The power is out in Hope Town – and all over Abaco. It’s been out since Friday morning. And it’s STILL OUT.
Bahama Power and Light provides electricity for Abaco. But not now. By Saturday, it was known that the pump for a cooling system at the BPL Wilson City generating plant had blown, causing a complete shut down. On Sunday, a BPL post on the Hope Town Bulletin Facebook page explained that a special flight was being arranged to bring a new 3000 pound pump directly to Abaco from Arizona, scheduled to arrive late Sunday. With immediate installation, BPL predicted that power would be restored Monday morning … or afternoon (hedging their bets).
On Monday, we could still hear generators running in town. According to a new BPL post, the needed part had not arrived due to “the flight facing a weather delay in Texas.” But BPL was “optimistic” that the part would arrive Tuesday. A Hope Town resident challenged BPL’s explanation on FB: “Another coincidence/excuse? So easy to blame the weather.” And posted a screen shot of weather radar of Texas, showing – NOTHING.
Since Friday, BPL has managed rolling blackouts – two hours on and four off. But that has broken down. Internet is intermittent. The local cable TV station is temporarily off the air. Sunday services went well during the 9 am – 11 am “on” rotation, but were interrupted after that. Some restaurants in Hope Town have closed. On Man O’ War, the cay to our north, the grocery store has supposedly run out of fuel for its generator and closed. It’s the only grocery store on the island. A Hope Town Sailing Club member “borrowed” a generator from a nearby restaurant so the Saturday night Stand-Up a/k/a party, could proceed.
According to the Bahamian Prime Minister, the outage is “inexcusable” and “grossly negligent.” Nassau’s Tribune 242 claims tourists are “leaving left, right and centre.” Patience is wearing thin. People miss their TV, hot water, and internet.
Here aboard Motu Iti, we are not so dependent on BPL. We make our own power. Or rather, our solar panels do.
The panels run our refrigerator, computers, lights and radio.
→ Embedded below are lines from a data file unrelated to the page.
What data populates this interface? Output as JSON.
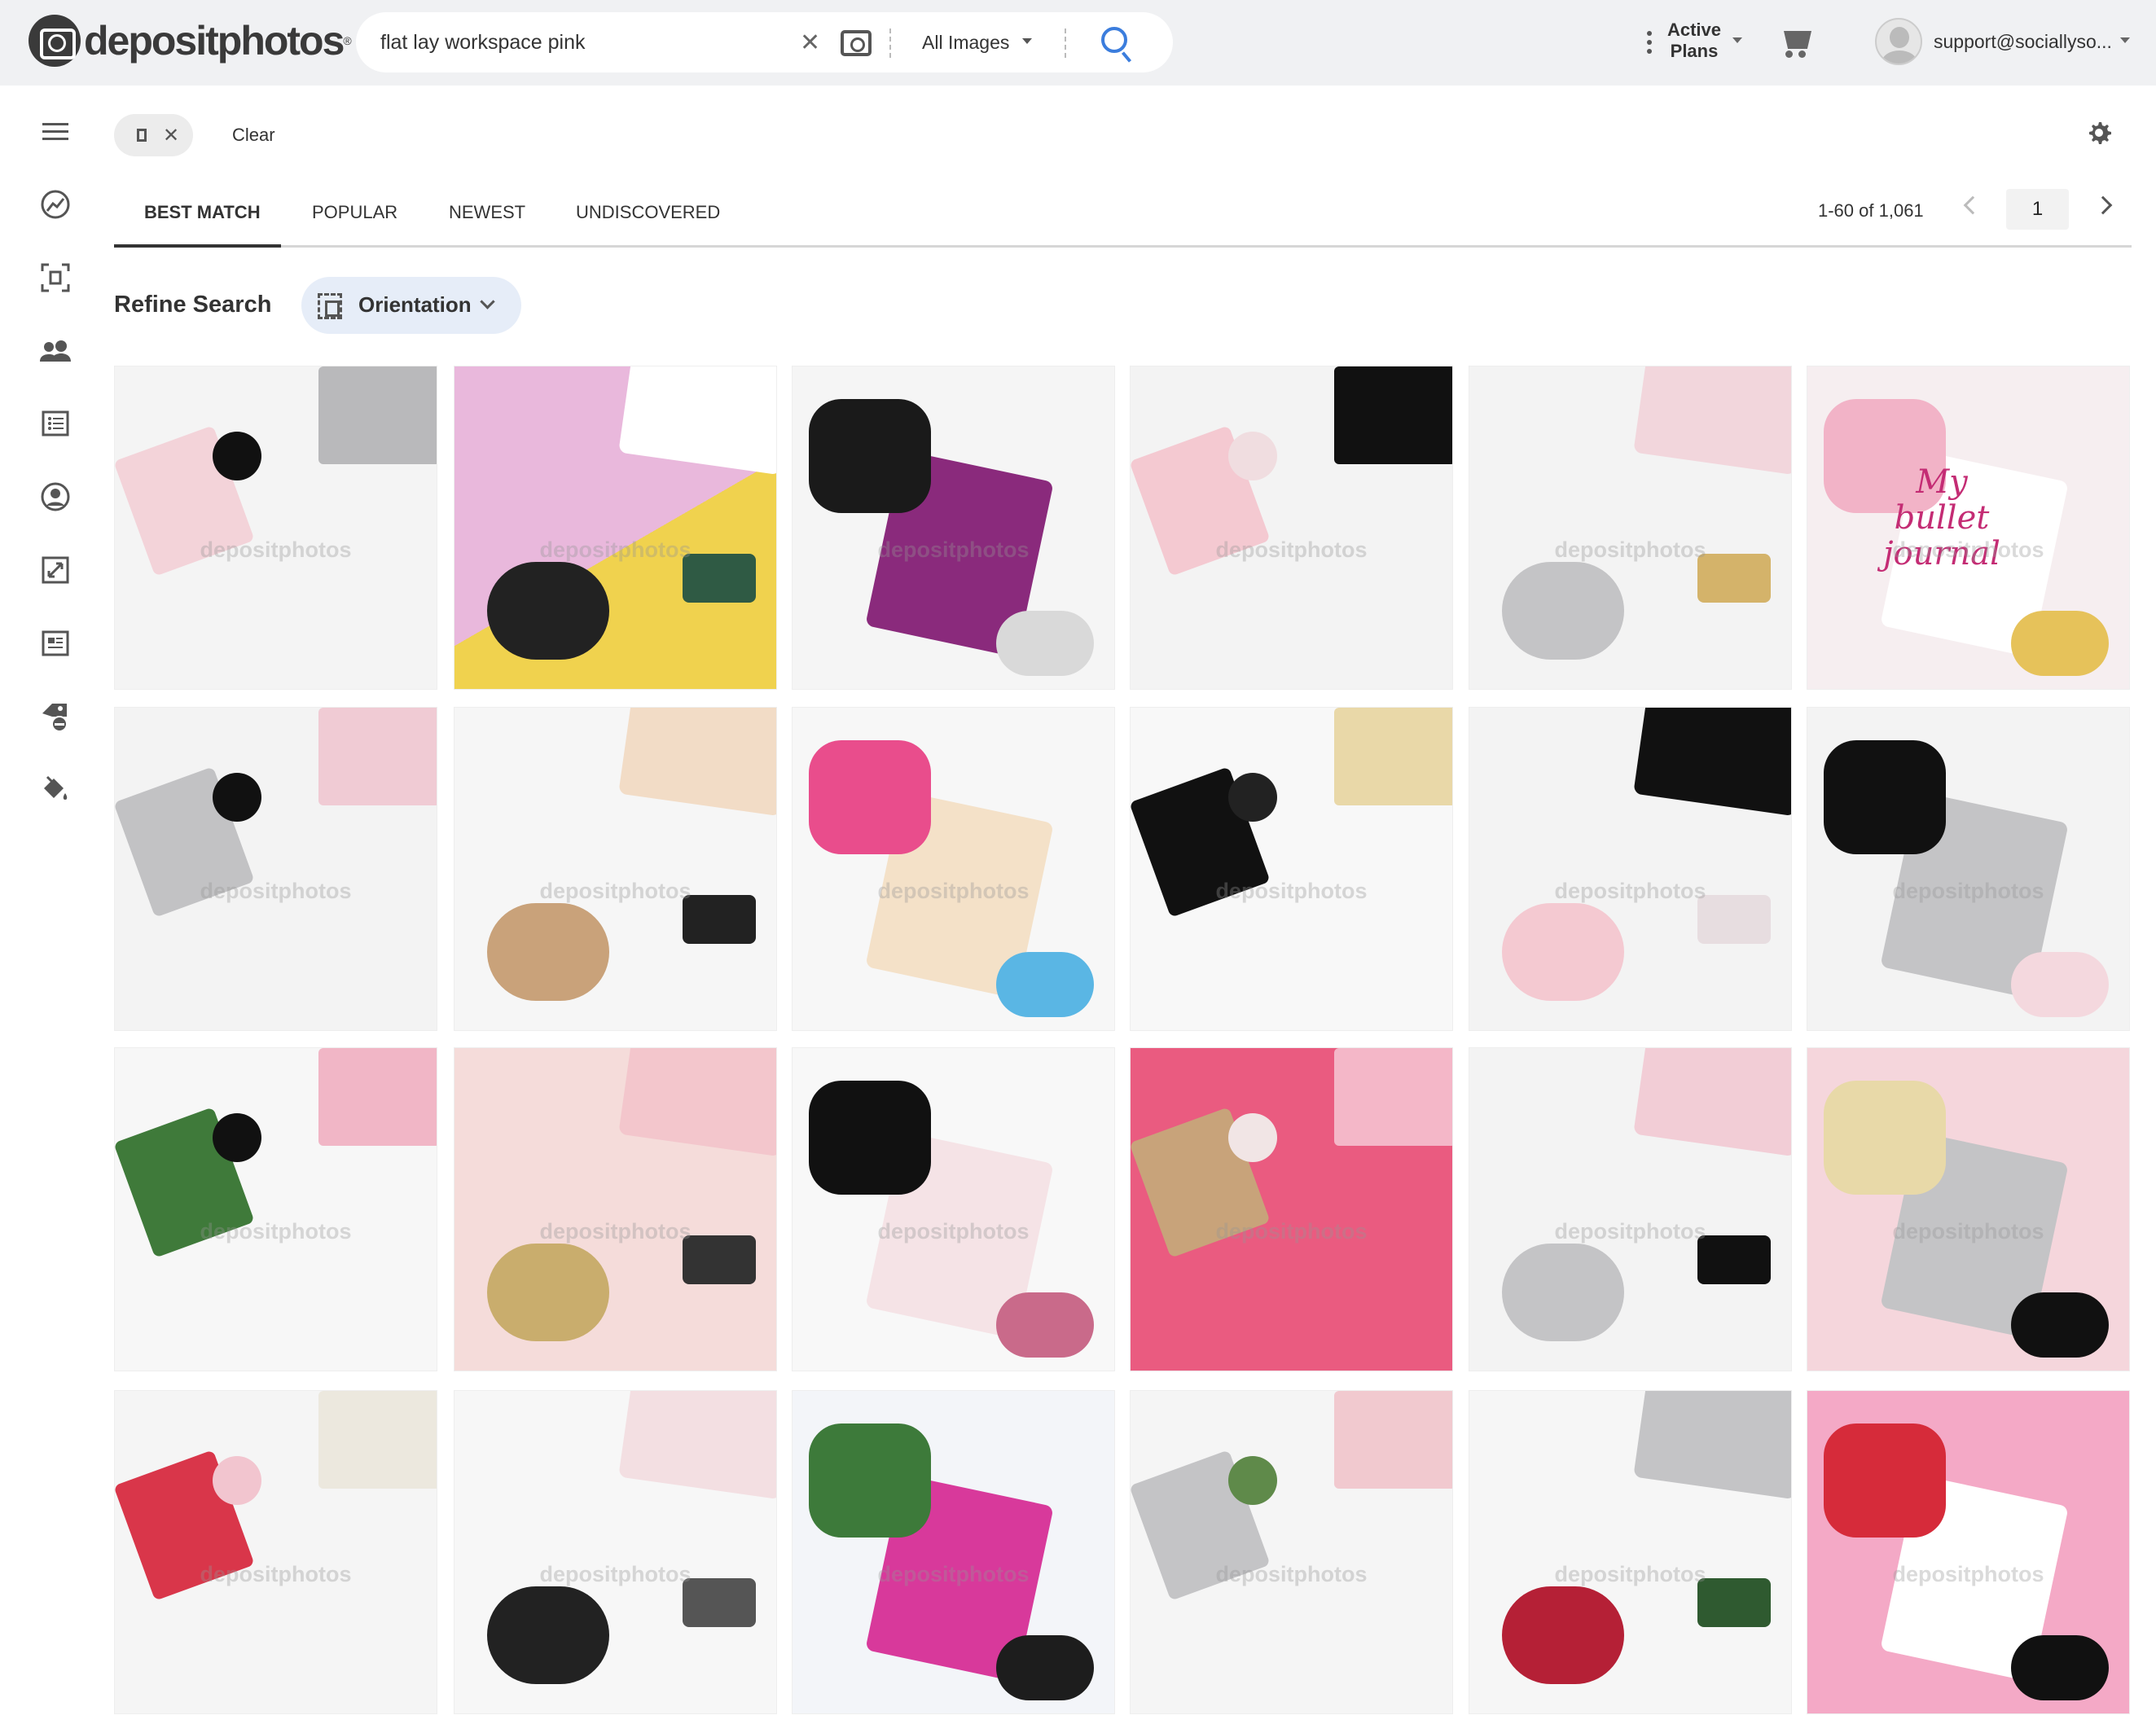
{
  "brand": {
    "name": "depositphotos",
    "reg": "®"
  },
  "search": {
    "query": "flat lay workspace pink",
    "clear_icon": "close-icon",
    "camera_icon": "camera-icon",
    "type_filter": "All Images",
    "search_icon": "search-icon",
    "accent": "#3b7ddd"
  },
  "header": {
    "plans_line1": "Active",
    "plans_line2": "Plans",
    "user_email": "support@sociallyso..."
  },
  "sidebar": {
    "items": [
      "menu-icon",
      "trending-icon",
      "focus-icon",
      "people-icon",
      "list-icon",
      "account-circle-icon",
      "resize-icon",
      "article-icon",
      "tag-remove-icon",
      "paint-bucket-icon"
    ]
  },
  "filters": {
    "chip_icon": "vertical-orientation-icon",
    "clear_label": "Clear"
  },
  "tabs": [
    {
      "label": "Best Match",
      "active": true
    },
    {
      "label": "Popular"
    },
    {
      "label": "Newest"
    },
    {
      "label": "Undiscovered"
    }
  ],
  "pagination": {
    "range": "1-60 of 1,061",
    "page": "1"
  },
  "refine": {
    "label": "Refine Search",
    "orientation_label": "Orientation"
  },
  "watermark": "depositphotos",
  "images": [
    {
      "bg": "#f4f4f4",
      "accents": [
        "#f3d3d9",
        "#b9b9bb",
        "#111111"
      ]
    },
    {
      "bg": "#e9b8dc",
      "bg2": "#f0d24e",
      "accents": [
        "#222222",
        "#ffffff",
        "#2f5a44"
      ]
    },
    {
      "bg": "#f5f5f5",
      "accents": [
        "#8a2a7c",
        "#1a1a1a",
        "#d9d9d9"
      ]
    },
    {
      "bg": "#f3f3f3",
      "accents": [
        "#f4c9d1",
        "#111111",
        "#f0dde0"
      ]
    },
    {
      "bg": "#f3f3f3",
      "accents": [
        "#c4c4c6",
        "#f2d6dc",
        "#d4b36a"
      ]
    },
    {
      "bg": "#f6eef0",
      "accents": [
        "#ffffff",
        "#f2b3c7",
        "#e6c25a"
      ],
      "lettering": "My bullet journal"
    },
    {
      "bg": "#f3f3f3",
      "accents": [
        "#c2c2c4",
        "#f0cbd4",
        "#111111"
      ]
    },
    {
      "bg": "#f6f6f6",
      "accents": [
        "#c9a27a",
        "#f2dcc6",
        "#222222"
      ]
    },
    {
      "bg": "#f7f7f7",
      "accents": [
        "#f4e1c8",
        "#e94d8c",
        "#5ab6e4"
      ]
    },
    {
      "bg": "#f8f8f8",
      "accents": [
        "#111111",
        "#e9d8a8",
        "#222222"
      ]
    },
    {
      "bg": "#f3f3f3",
      "accents": [
        "#f4c9d1",
        "#111111",
        "#e7dde0"
      ]
    },
    {
      "bg": "#f3f3f3",
      "accents": [
        "#c4c4c6",
        "#111111",
        "#f4d8de"
      ]
    },
    {
      "bg": "#f7f7f7",
      "accents": [
        "#3f7a3a",
        "#f1b6c6",
        "#111111"
      ]
    },
    {
      "bg": "#f5dcda",
      "accents": [
        "#c9ad6d",
        "#f3c6cc",
        "#333333"
      ]
    },
    {
      "bg": "#f8f8f8",
      "accents": [
        "#f5e3e6",
        "#111111",
        "#c96a8a"
      ]
    },
    {
      "bg": "#ea5b80",
      "accents": [
        "#c8a37a",
        "#f4b7c8",
        "#f1e5e5"
      ]
    },
    {
      "bg": "#f3f3f3",
      "accents": [
        "#c4c4c6",
        "#f2cdd6",
        "#111111"
      ]
    },
    {
      "bg": "#f5d6dc",
      "accents": [
        "#c4c4c6",
        "#e8d9a8",
        "#111111"
      ]
    },
    {
      "bg": "#f5f5f5",
      "accents": [
        "#d9364a",
        "#ece8de",
        "#f2c5cf"
      ]
    },
    {
      "bg": "#f7f7f7",
      "accents": [
        "#222222",
        "#f3dfe2",
        "#555555"
      ]
    },
    {
      "bg": "#f3f5f9",
      "accents": [
        "#d8399b",
        "#3d7a3a",
        "#1d1d1d"
      ]
    },
    {
      "bg": "#f5f5f5",
      "accents": [
        "#c4c4c6",
        "#f1c9cf",
        "#5f8a4a"
      ]
    },
    {
      "bg": "#f6f6f6",
      "accents": [
        "#b52036",
        "#c4c4c6",
        "#2f5a30"
      ]
    },
    {
      "bg": "#f4a9c6",
      "accents": [
        "#ffffff",
        "#d62b3a",
        "#111111"
      ]
    }
  ]
}
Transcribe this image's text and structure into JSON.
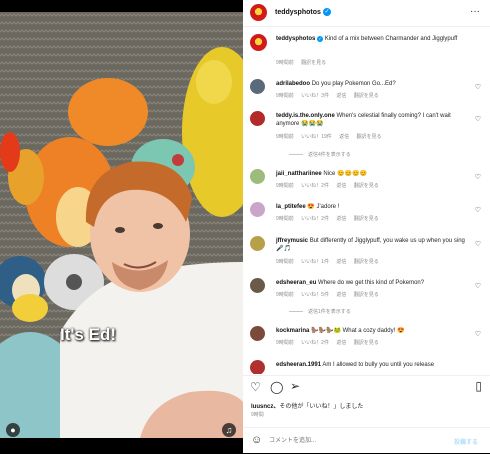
{
  "media": {
    "caption": "It's Ed!",
    "user_icon": "user-icon",
    "sound_icon": "sound-icon"
  },
  "header": {
    "username": "teddysphotos",
    "verified_icon": "verified-badge-icon",
    "more_icon": "more-options-icon"
  },
  "post": {
    "username": "teddysphotos",
    "caption": "Kind of a mix between Charmander and Jigglypuff",
    "time": "9時間前",
    "translate": "翻訳を見る"
  },
  "comments": [
    {
      "username": "adrilabedoo",
      "text": "Do you play Pokemon Go...Ed?",
      "time": "9時間前",
      "likes": "いいね！3件",
      "reply": "返信",
      "translate": "翻訳を見る",
      "avatar": "#5a6a7a"
    },
    {
      "username": "teddy.is.the.only.one",
      "text": "When's celestial finally coming? I can't wait anymore 😭😭😭",
      "time": "9時間前",
      "likes": "いいね！19件",
      "reply": "返信",
      "translate": "翻訳を見る",
      "avatar": "#b32a2a",
      "replies": "返信4件を表示する"
    },
    {
      "username": "jaii_natthariinee",
      "text": "Nice 😊😊😊😊",
      "time": "9時間前",
      "likes": "いいね！2件",
      "reply": "返信",
      "translate": "翻訳を見る",
      "avatar": "#9dbb7a"
    },
    {
      "username": "la_ptitefee",
      "text": "😍 J'adore !",
      "time": "9時間前",
      "likes": "いいね！2件",
      "reply": "返信",
      "translate": "翻訳を見る",
      "avatar": "#c9a6c9"
    },
    {
      "username": "jffreymusic",
      "text": "But differently of Jigglypuff, you wake us up when you sing 🎤🎵",
      "time": "9時間前",
      "likes": "いいね！1件",
      "reply": "返信",
      "translate": "翻訳を見る",
      "avatar": "#b8a04a"
    },
    {
      "username": "edsheeran_eu",
      "text": "Where do we get this kind of Pokemon?",
      "time": "9時間前",
      "likes": "いいね！5件",
      "reply": "返信",
      "translate": "翻訳を見る",
      "avatar": "#6a5a4a",
      "replies": "返信1件を表示する"
    },
    {
      "username": "kockmarina",
      "text": "🦫🦫🦫🐸 What a cozy daddy! 😍",
      "time": "9時間前",
      "likes": "いいね！2件",
      "reply": "返信",
      "translate": "翻訳を見る",
      "avatar": "#7a4a3a"
    },
    {
      "username": "edsheeran.1991",
      "text": "Am I allowed to bully you until you release",
      "avatar": "#b03030"
    }
  ],
  "actions": {
    "like_icon": "heart-icon",
    "comment_icon": "comment-icon",
    "share_icon": "send-icon",
    "save_icon": "bookmark-icon"
  },
  "likes_text": {
    "prefix": "luusncz、",
    "rest": "その他が「いいね！」しました",
    "time": "9時間"
  },
  "footer": {
    "emoji_icon": "emoji-icon",
    "placeholder": "コメントを追加...",
    "post_button": "投稿する"
  },
  "colors": {
    "link_blue": "#0095f6",
    "verified_blue": "#0095f6"
  }
}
Our stove/oven is powered by propane, stored in tanks. Solar showers (bags of water that heat up in the sun) provide hot water for our showers. Our heater (not needed now in our 81/73 degree weather) runs on diesel. Water (which we buy) is stored in a tank onboard and foot pumps push it through our faucets. We are off the grid. We don’t always know when the power goes out on shore. Until the grocery stores close, of course. So far, so good. More later.